Effective grassland management is at the heart of improving the overall resilience of Welsh beef and sheep farms. Mob grazing is a form of grazing management system where specific numbers of animals graze an area of land for a short period of time and are then rotated throughout a number of paddocks. This allows for a ‘recovery period’ for pastures to re-grow as opposed to being continuously grazed under a conventional set-stocked approach.
An increased number of farmers in Wales have turned to mob grazing systems due to reported productivity benefits, but the wider economic and environmental cost-benefits are largely unknown.
This collaborative project will investigate these to provide Welsh and UK farmers with the evidence needed to demonstrate how this management system can improve productivity while enriching the environment.
Rhodri Manod Owen, Farm and Forest Manager at Glynllifon explains, “The overall aim of this project is to assess the practical, economic and environmental implications of transitioning from a conventional set-stock or rotational grazing system to mob grazing.
“The project will be able to identify whether a greater uptake of mob grazing practices is practical and economically beneficial for UK farming compared to set-stocking of livestock. It will also seek to identify any issues and benefits and whether there are any wider impacts of mob grazing systems, including its effect on soil, air and water quality, biodiversity, carbon storage and animal health and welfare.”
HCC will support Bangor University and Glynllifon in delivering this project, and Nia Davies, HCC Research and Development Officer adds, “HCC is delighted to be part of this research project and is looking forward to be working with Bangor University and Glynllifon.
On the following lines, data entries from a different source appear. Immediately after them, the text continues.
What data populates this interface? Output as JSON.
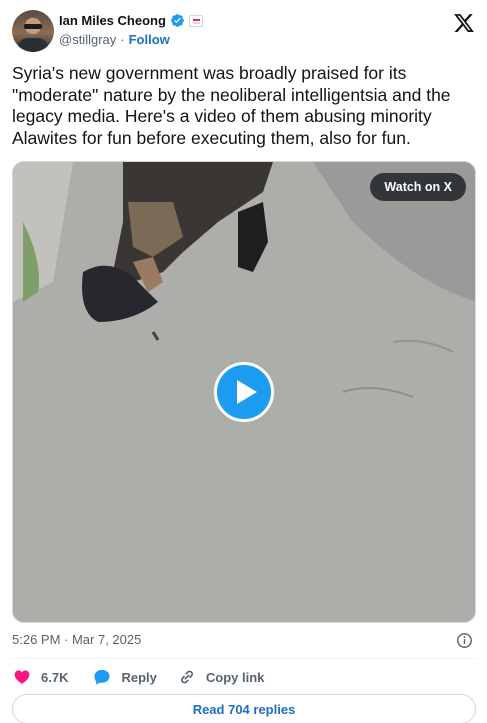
{
  "author": {
    "display_name": "Ian Miles Cheong",
    "handle": "@stillgray",
    "separator": "·",
    "follow_label": "Follow"
  },
  "tweet": {
    "text": "Syria's new government was broadly praised for its \"moderate\" nature by the neoliberal intelligentsia and the legacy media. Here's a video of them abusing minority Alawites for fun before executing them, also for fun."
  },
  "media": {
    "watch_label": "Watch on X",
    "play_icon": "play-icon"
  },
  "meta": {
    "timestamp": "5:26 PM · Mar 7, 2025"
  },
  "actions": {
    "like_count": "6.7K",
    "reply_label": "Reply",
    "copy_label": "Copy link"
  },
  "replies": {
    "label": "Read 704 replies"
  },
  "colors": {
    "accent": "#1d9bf0",
    "link": "#1d6fc2",
    "like": "#f91880",
    "text": "#0f1419",
    "muted": "#536471"
  }
}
With no UK-based evidence of the productivity and environmental impacts of mob grazing, this project will deliver very timely and important work as we seek to improve the economic and environmental sustainability of our livestock systems.”
The UK wide project started in May 2021 and will run for three years across a total of nine farm sites.